━━━━━ ENTRIES PROVIDED ━━━━━

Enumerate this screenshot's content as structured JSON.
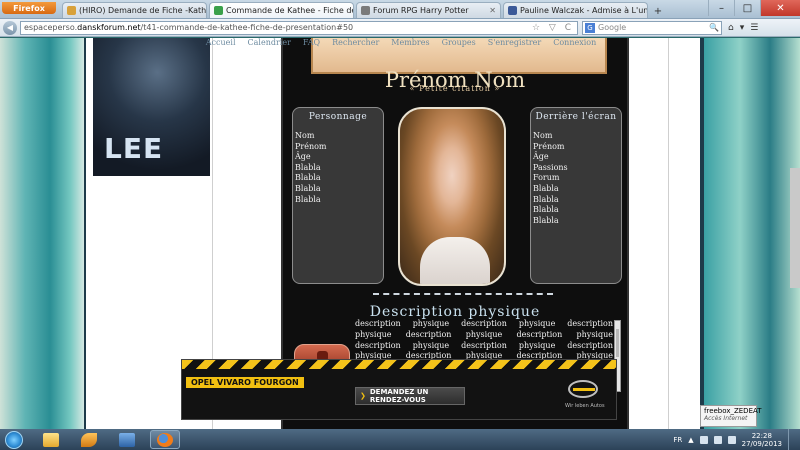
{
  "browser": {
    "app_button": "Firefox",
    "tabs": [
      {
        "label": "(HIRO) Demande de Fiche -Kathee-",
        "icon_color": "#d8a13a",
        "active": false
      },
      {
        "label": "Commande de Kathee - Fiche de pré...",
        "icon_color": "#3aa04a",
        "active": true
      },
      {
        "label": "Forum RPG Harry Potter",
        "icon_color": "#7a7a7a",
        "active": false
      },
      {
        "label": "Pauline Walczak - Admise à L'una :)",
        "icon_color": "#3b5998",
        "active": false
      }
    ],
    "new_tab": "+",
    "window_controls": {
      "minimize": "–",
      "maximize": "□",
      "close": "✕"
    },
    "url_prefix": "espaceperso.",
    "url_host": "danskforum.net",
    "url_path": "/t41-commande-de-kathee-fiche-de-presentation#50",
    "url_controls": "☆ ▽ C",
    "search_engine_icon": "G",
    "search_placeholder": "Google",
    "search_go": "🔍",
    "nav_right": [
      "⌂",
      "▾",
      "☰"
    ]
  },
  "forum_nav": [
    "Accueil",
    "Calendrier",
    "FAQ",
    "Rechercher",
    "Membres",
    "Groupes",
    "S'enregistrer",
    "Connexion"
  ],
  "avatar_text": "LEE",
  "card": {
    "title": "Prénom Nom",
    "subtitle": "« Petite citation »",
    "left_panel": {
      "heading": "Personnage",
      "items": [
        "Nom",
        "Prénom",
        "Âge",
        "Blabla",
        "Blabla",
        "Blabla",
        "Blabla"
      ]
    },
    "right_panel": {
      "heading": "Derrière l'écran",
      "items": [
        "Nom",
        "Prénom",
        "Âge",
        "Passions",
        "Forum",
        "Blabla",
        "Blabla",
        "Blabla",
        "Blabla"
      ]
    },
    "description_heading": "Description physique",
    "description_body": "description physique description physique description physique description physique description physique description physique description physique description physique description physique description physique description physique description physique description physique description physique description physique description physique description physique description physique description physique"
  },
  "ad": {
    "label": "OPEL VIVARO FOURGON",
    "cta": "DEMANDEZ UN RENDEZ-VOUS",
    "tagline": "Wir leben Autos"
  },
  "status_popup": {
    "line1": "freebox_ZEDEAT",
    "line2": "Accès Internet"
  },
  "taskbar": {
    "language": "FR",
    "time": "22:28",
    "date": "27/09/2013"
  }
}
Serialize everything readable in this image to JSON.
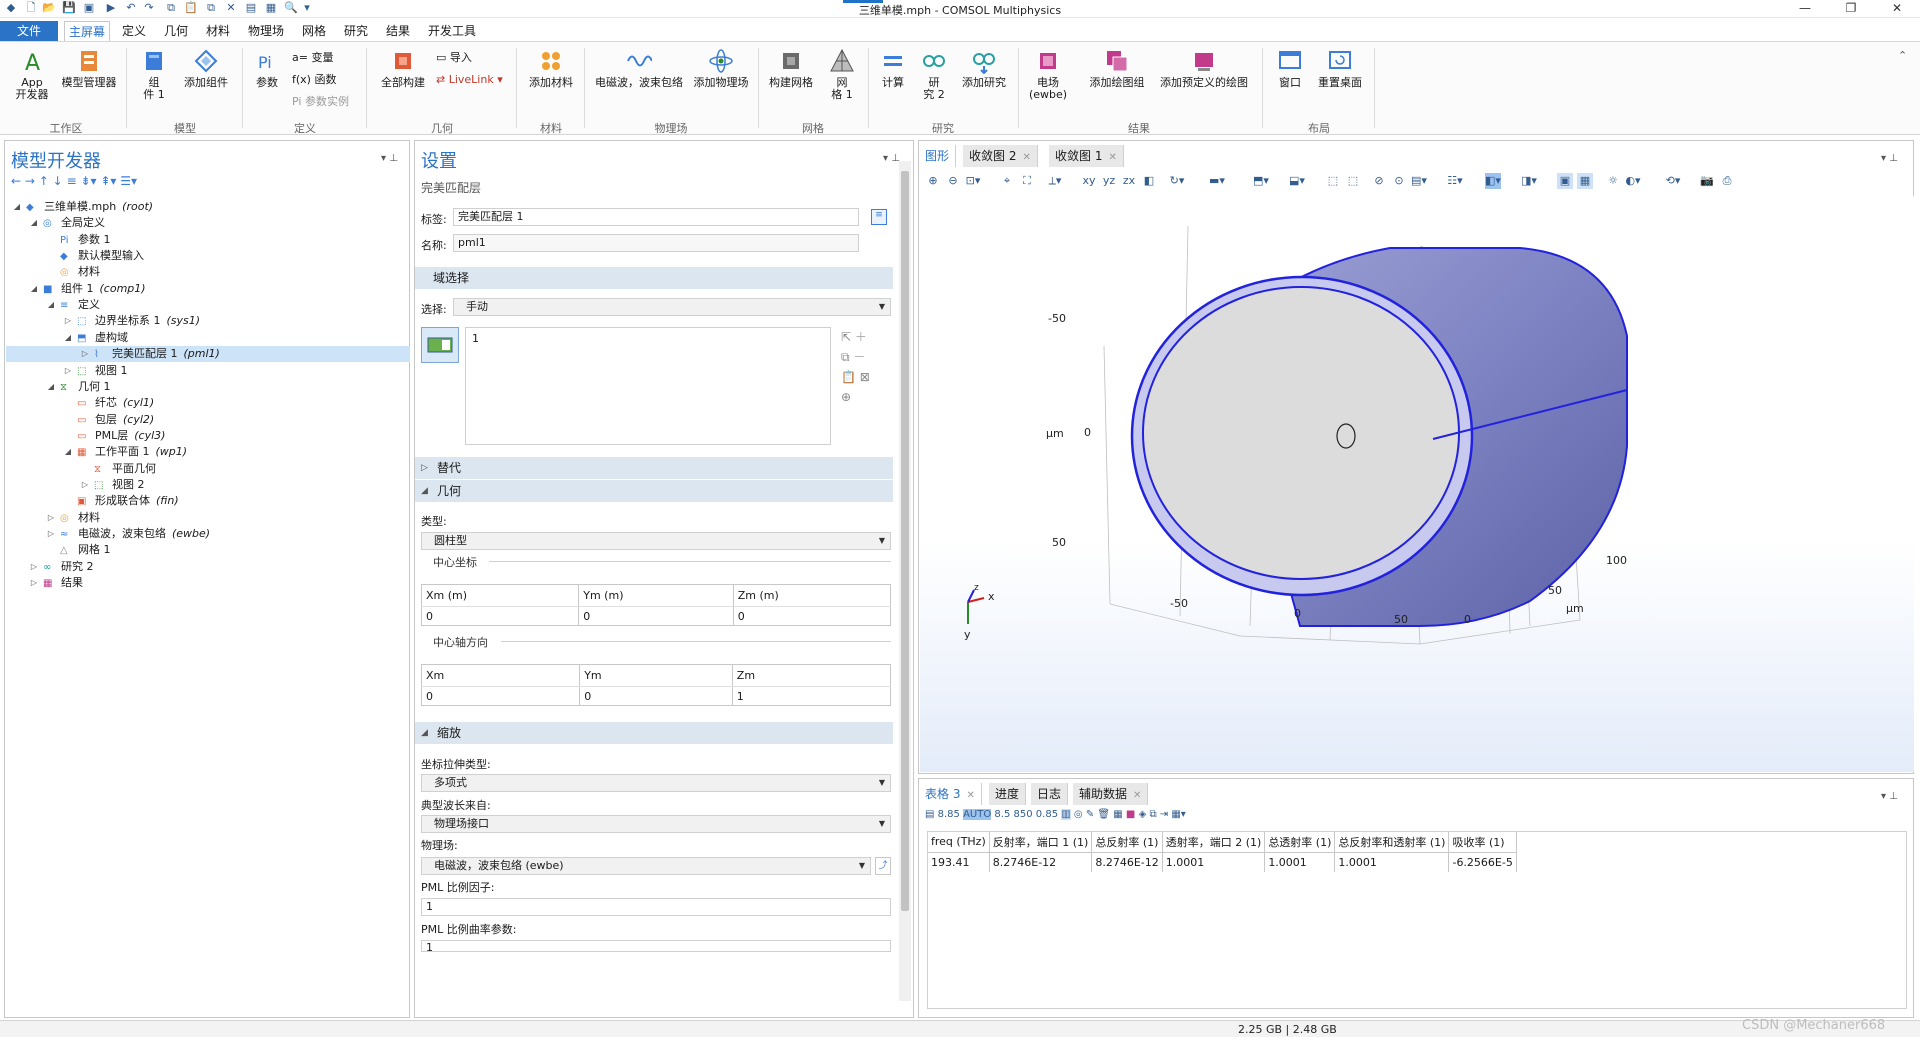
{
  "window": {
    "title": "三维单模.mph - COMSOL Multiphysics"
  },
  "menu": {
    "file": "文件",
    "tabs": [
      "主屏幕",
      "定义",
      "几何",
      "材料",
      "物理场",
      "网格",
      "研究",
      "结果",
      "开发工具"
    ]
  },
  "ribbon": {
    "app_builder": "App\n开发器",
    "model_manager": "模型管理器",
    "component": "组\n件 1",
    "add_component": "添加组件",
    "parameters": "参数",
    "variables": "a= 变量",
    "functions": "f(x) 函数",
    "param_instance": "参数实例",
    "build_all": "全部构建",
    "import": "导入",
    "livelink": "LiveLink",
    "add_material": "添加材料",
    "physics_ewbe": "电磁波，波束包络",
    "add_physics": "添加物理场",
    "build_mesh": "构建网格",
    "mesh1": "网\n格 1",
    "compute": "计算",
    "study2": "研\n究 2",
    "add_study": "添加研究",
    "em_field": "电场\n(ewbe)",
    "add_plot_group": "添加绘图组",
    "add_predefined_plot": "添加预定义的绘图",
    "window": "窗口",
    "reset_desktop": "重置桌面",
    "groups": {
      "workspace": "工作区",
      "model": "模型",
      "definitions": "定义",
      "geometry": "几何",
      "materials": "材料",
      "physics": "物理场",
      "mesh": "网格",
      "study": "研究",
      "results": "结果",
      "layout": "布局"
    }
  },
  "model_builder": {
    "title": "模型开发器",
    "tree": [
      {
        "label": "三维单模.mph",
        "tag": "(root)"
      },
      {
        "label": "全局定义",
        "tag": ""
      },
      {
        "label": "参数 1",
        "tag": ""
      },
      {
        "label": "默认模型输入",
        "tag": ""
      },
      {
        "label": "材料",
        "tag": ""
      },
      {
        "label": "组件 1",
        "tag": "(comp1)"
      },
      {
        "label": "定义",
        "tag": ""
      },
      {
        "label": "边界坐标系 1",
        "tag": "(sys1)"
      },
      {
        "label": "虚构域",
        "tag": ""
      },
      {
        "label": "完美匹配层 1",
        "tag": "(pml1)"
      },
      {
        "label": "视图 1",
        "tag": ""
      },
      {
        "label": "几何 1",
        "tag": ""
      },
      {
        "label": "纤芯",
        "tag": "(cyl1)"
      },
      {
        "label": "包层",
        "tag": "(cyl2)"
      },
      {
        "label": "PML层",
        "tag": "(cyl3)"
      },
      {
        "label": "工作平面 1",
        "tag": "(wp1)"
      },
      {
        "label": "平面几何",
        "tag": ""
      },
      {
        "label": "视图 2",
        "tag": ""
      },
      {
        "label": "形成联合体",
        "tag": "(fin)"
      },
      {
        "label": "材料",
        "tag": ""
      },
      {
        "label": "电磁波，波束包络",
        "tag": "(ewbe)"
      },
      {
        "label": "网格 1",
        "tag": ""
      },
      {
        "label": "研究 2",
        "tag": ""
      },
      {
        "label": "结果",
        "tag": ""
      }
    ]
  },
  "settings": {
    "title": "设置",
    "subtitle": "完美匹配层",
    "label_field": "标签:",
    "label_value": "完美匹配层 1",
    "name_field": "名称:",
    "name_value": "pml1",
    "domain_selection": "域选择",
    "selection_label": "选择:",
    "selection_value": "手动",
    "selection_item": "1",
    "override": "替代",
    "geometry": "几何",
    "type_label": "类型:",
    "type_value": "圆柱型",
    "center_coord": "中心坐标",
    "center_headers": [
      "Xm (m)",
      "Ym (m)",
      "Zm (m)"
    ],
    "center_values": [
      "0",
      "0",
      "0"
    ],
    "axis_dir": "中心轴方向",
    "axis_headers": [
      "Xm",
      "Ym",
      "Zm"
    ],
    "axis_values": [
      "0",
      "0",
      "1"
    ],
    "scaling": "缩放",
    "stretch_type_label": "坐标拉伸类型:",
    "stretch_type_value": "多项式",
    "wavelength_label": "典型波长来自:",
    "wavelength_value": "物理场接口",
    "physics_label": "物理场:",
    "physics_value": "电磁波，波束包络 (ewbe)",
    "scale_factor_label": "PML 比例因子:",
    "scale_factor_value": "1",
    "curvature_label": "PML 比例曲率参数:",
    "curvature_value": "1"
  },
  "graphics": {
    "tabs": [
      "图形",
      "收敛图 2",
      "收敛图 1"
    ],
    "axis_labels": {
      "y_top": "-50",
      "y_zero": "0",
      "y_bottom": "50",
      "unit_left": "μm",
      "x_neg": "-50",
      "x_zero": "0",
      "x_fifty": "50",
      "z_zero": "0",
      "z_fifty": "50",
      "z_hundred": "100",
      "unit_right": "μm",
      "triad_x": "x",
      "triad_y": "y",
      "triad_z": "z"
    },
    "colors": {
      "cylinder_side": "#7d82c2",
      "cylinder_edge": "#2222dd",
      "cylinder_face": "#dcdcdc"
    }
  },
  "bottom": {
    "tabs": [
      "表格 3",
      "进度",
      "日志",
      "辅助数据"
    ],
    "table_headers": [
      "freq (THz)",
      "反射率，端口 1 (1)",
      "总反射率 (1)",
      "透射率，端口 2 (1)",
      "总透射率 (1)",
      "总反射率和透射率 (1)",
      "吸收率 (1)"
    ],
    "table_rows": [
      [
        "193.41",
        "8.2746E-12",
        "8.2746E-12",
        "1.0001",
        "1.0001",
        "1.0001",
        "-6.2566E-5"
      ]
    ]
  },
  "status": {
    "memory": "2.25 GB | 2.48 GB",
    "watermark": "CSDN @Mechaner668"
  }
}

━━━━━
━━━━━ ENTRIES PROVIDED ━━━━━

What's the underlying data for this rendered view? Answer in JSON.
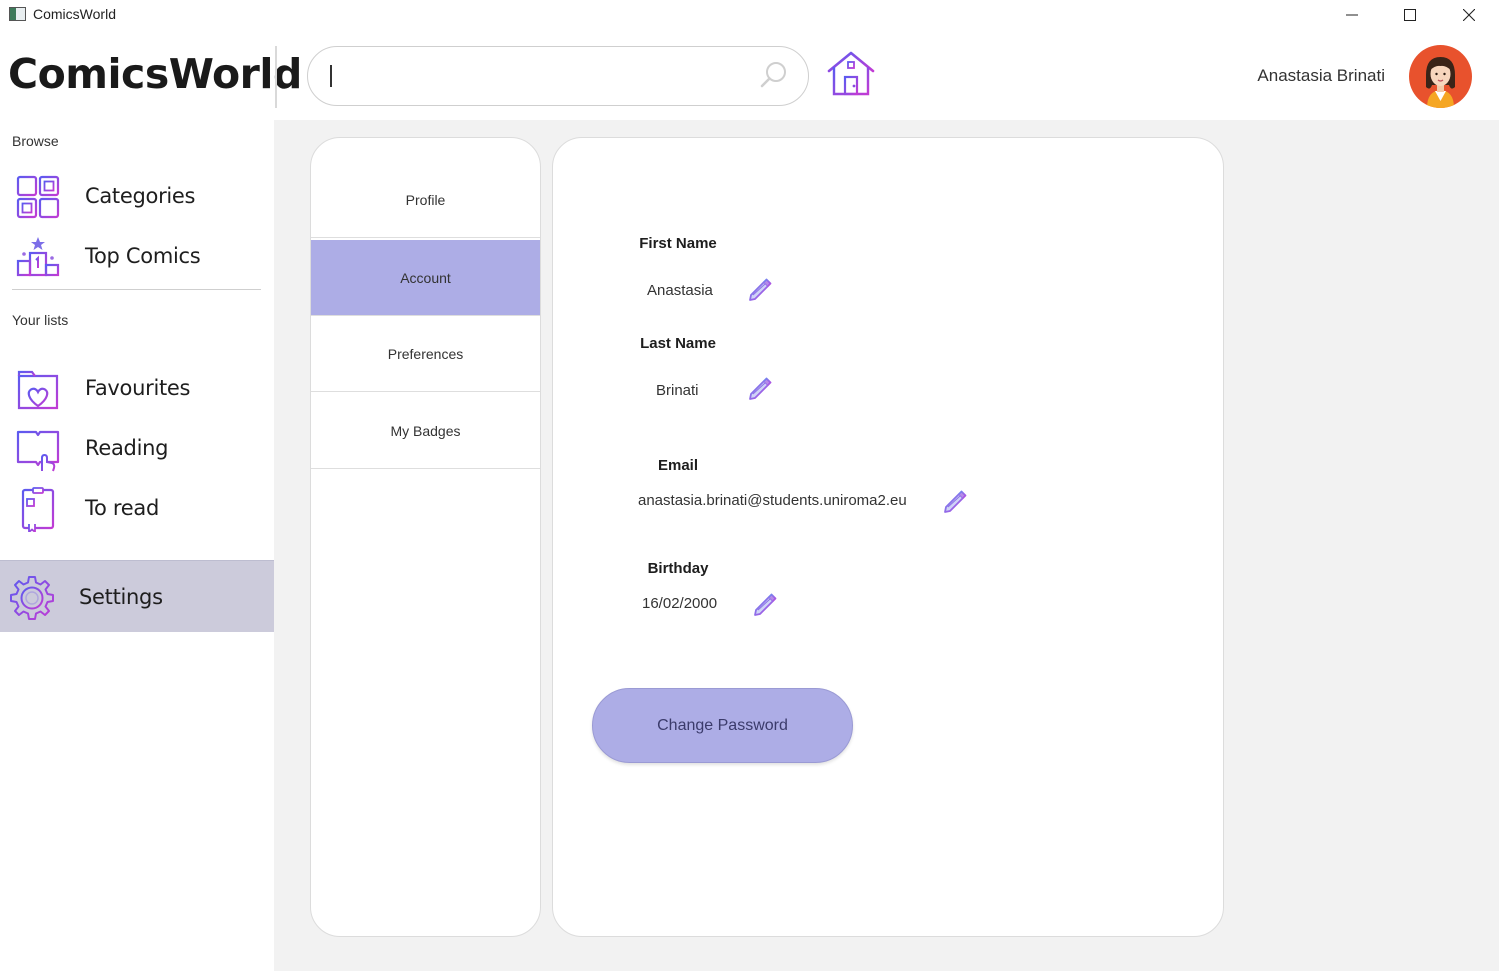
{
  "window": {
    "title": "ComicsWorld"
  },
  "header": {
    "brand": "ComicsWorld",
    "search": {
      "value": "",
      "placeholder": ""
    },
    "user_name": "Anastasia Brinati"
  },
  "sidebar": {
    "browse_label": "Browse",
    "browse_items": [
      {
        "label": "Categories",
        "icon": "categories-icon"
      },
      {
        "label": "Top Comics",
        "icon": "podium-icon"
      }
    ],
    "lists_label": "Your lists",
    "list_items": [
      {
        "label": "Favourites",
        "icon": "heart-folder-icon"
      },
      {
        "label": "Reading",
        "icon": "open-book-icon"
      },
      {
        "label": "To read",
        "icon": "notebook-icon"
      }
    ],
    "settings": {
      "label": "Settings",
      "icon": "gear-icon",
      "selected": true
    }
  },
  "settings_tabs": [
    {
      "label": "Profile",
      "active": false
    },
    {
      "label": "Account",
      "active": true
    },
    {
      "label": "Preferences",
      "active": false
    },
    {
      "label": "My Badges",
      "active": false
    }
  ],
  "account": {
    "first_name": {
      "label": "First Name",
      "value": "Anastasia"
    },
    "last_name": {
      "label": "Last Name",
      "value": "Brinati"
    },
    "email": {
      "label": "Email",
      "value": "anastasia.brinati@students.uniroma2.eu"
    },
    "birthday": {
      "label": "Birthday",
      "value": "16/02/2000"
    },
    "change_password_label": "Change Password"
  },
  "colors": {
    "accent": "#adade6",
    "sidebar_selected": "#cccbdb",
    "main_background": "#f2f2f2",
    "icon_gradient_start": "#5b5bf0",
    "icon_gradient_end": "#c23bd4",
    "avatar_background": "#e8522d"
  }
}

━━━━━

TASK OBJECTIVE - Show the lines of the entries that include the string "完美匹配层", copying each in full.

YOUR RESPONSE -
        "label": "完美匹配层 1",
    "subtitle": "完美匹配层",
    "label_value": "完美匹配层 1",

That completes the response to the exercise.